= Beginning of Section =

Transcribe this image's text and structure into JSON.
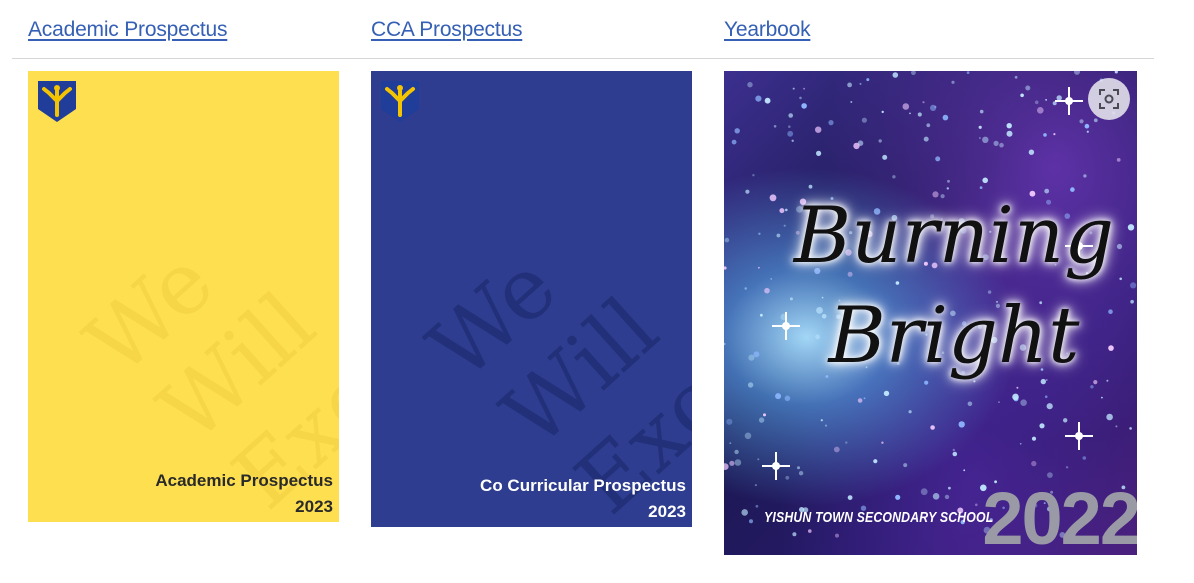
{
  "tabs": [
    {
      "label": "Academic Prospectus"
    },
    {
      "label": "CCA Prospectus"
    },
    {
      "label": "Yearbook"
    }
  ],
  "watermark_lines": [
    "We",
    "Will",
    "Excel"
  ],
  "academic_cover": {
    "title_line1": "Academic Prospectus",
    "title_line2": "2023",
    "bg_color": "#fddf50"
  },
  "cca_cover": {
    "title_line1": "Co Curricular Prospectus",
    "title_line2": "2023",
    "bg_color": "#2e3d8f"
  },
  "yearbook_cover": {
    "title_line1": "Burning",
    "title_line2": "Bright",
    "school": "YISHUN TOWN SECONDARY SCHOOL",
    "year": "2022"
  },
  "icons": {
    "crest": "school-crest-icon",
    "lens": "visual-search-icon"
  },
  "colors": {
    "link": "#3560b5",
    "crest_blue": "#1f3d99",
    "crest_gold": "#f4c400"
  }
}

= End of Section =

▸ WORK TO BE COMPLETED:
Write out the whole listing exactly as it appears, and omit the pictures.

▸ RESPONSE:
Transcribe this image's text and structure into JSON.
{
  "tabs": [
    {
      "label": "Academic Prospectus"
    },
    {
      "label": "CCA Prospectus"
    },
    {
      "label": "Yearbook"
    }
  ],
  "watermark_lines": [
    "We",
    "Will",
    "Excel"
  ],
  "academic_cover": {
    "title_line1": "Academic Prospectus",
    "title_line2": "2023",
    "bg_color": "#fddf50"
  },
  "cca_cover": {
    "title_line1": "Co Curricular Prospectus",
    "title_line2": "2023",
    "bg_color": "#2e3d8f"
  },
  "yearbook_cover": {
    "title_line1": "Burning",
    "title_line2": "Bright",
    "school": "YISHUN TOWN SECONDARY SCHOOL",
    "year": "2022"
  },
  "icons": {
    "crest": "school-crest-icon",
    "lens": "visual-search-icon"
  },
  "colors": {
    "link": "#3560b5",
    "crest_blue": "#1f3d99",
    "crest_gold": "#f4c400"
  }
}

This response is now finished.